Argerich has often stated in interviews that she feels "lonely" on stage during solo performances. After the 1980's she played few solo concerts, instead choosing to focus on concertos, and in particular, chamber music. In 2016, her performance of Liszt's First Piano Concerto conducted by Daniel Barenboim at The Proms, London was noted in The Guardian as, "It was an unforgettable performance. Argerich celebrated her 75th birthday in June this year, but that news doesn’t seem to have reached her fingers. Her playing is still as dazzling, as frighteningly precise, as it has always been; her ability to spin gossamer threads of melody as matchless as ever. This was unmistakably and unashamedly Liszt in the grand manner, a bit old-fashioned and sometimes even a bit vulgar at times, but in this of all concertos, with Barenboim and the orchestra following each twist and turn, every little quickening and moment of expressive reflection, it seemed entirely appropriate."

In 1990 Argerich was diagnosed with malignant melanoma and after treatment for the cancer, she went into remission. The cancer returned in 1995 and metastasised to her lungs and lymph nodes. After experimental treatment by oncologist Donald Morton, the cancer again went into remission. As an expression of gratitude, Argerich gave a performance at Carnegie Hall to benefit the John Wayne Cancer Institute in Santa Monica, where Dr Morton had treated her. As of 2020, she remains cancer free.

Eddie Palmieri

Palmieri was born in 1936 New York to Puerto Rican parents, where he and his older brother Charlie would set up talent competitions for the neighbourhood children. He took piano lessons from an early age and performed at Carnegie Hall when he was 11.

He loved jazz from an early age, counted Thelonious Monk and McCoy Tyner as his musical heroes and at the age of 13, he joined his uncle’s orchestra playing the timbales.

In 1961 he formed his band, La Perfecta, with the unconventional front line of trombones rather than the usual trumpets seen in Latin orchestras at that time.  He experimented with and incorporated Latin and Afro-Caribbean rhythms into his jazz and in 1975 he won his first Grammy for Best Latin Recording.

Since then he has become known as one of the finest jazz pianists, a band leader, arranger and composer of salsa and Latin jazz. He has been awarded 10 Grammys in total, numerous other awards and in 1988, the Smithsonian’s National Museum of American History in Washington DC recorded two of Palmieri’s performances for their archives.

In 2002 Yale University awarded him the Chubb Fellowhip, usually given to heads of state, but in Palmieri’s case, it was in recognition of his work building up communities through music. In 2013 he was awarded the presigious Jazz Master award by the National Endowment of the Arts (NEA) – the highest honour an American jazz artist can achieve. In the same year he was also awarded a Lifetime Achievement Award by the Latin Academy of Recording Arts & Sciences.

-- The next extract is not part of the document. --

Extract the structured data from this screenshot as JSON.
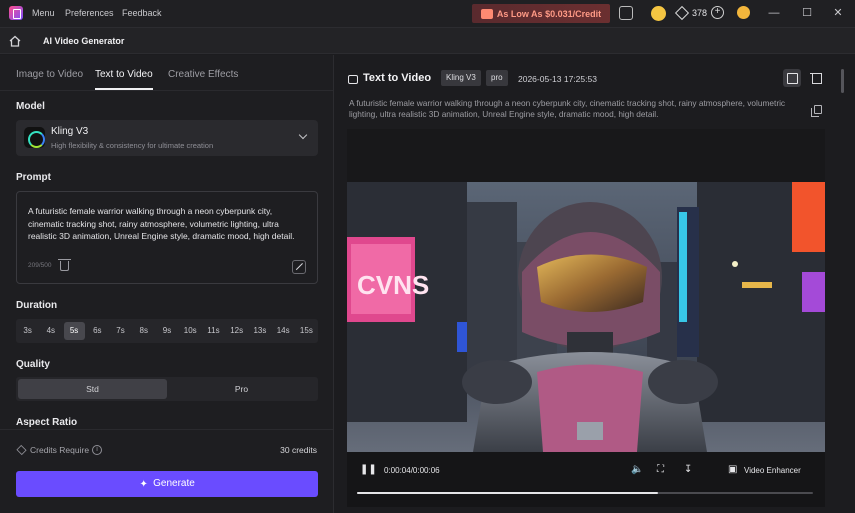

Throughout the years he has continued to release original music and in 2017 at the age of 81 he completed a year long tour. Up to the writing of this article, he continues to perform concerts and he has even released the Palmieri Salsa Jams App, the world’s first interactive salsa music app for both musicians and music lovers alike.

And so in our armchair travels across Latin America, we have briefly viewed the music of the past. We have seen how the music of the present day has its roots in the past and how particular styles of music and rhythms have become linked to particular countries.  Finally we peeked into the lives of four Latin American pianists who have celebrated the joy of music in combination with their own heritage and in so doing, have brought much pleasure to audiences worldwide.